GIVEN DATA:
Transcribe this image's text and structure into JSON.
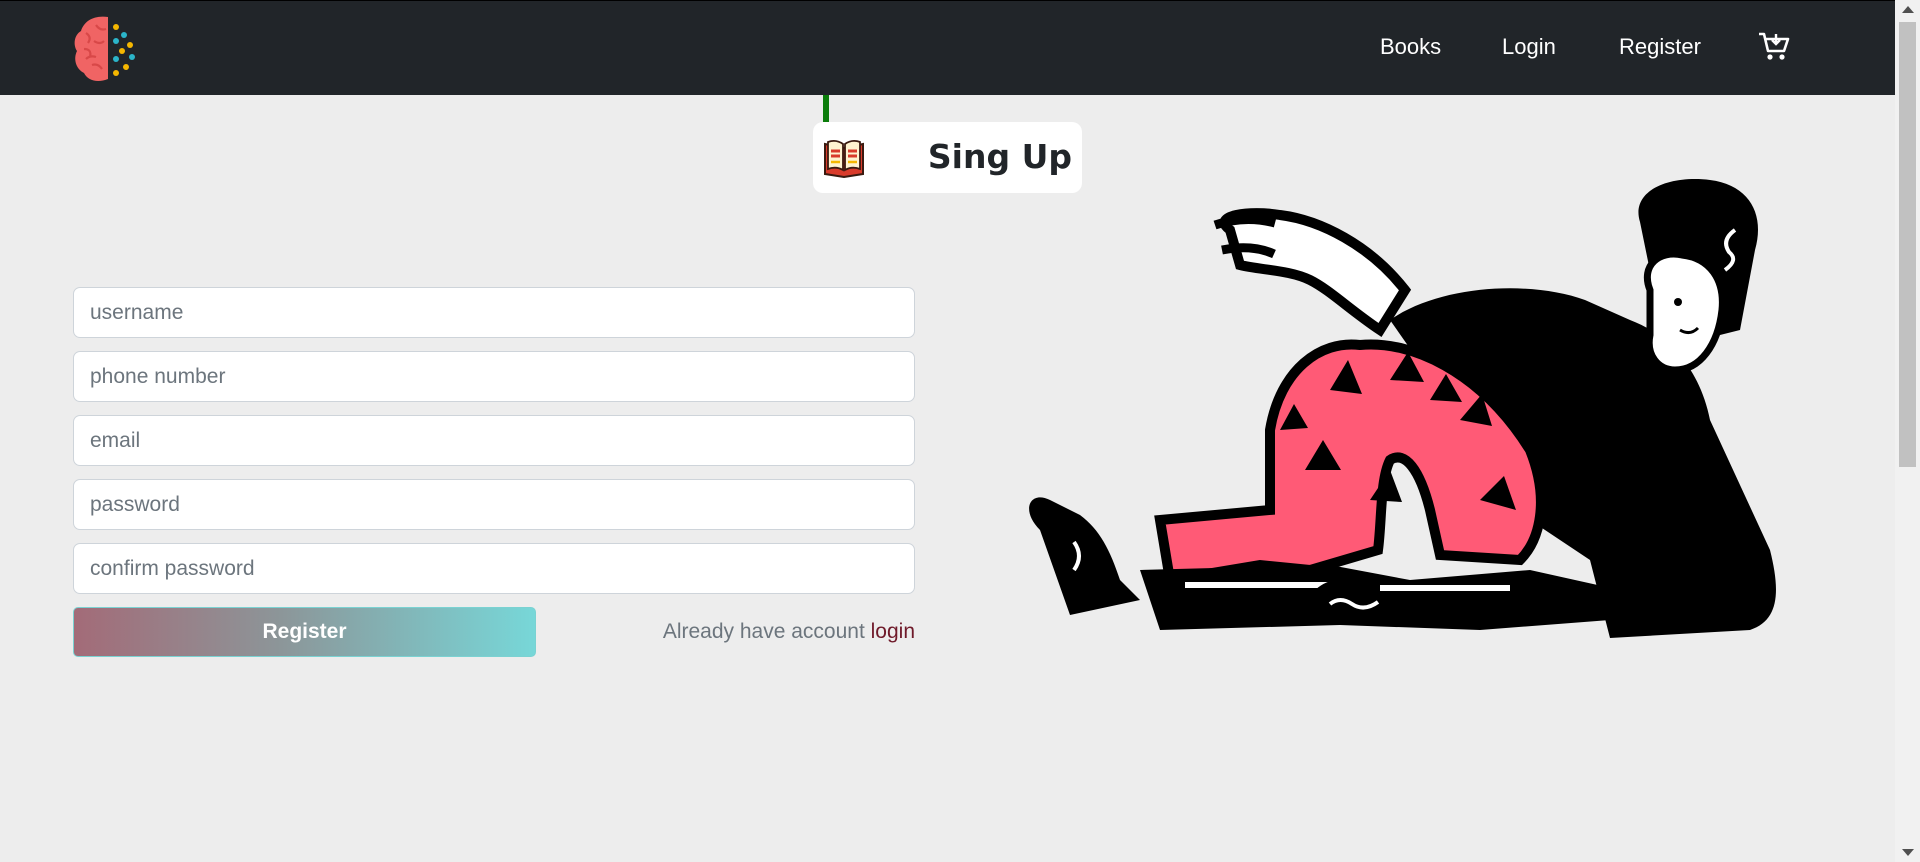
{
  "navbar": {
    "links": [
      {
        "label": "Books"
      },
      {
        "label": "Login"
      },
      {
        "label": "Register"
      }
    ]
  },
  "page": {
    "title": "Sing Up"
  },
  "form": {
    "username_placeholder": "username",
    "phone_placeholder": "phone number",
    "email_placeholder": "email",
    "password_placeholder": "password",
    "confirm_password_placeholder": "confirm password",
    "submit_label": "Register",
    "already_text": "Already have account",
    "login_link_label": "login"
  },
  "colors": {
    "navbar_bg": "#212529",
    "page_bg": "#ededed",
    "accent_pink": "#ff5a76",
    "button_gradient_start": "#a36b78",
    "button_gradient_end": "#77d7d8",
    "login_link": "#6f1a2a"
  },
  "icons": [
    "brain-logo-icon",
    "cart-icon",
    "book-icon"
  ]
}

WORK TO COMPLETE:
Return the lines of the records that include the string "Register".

TASK OUTPUT:
        "label": "Register"
    "submit_label": "Register",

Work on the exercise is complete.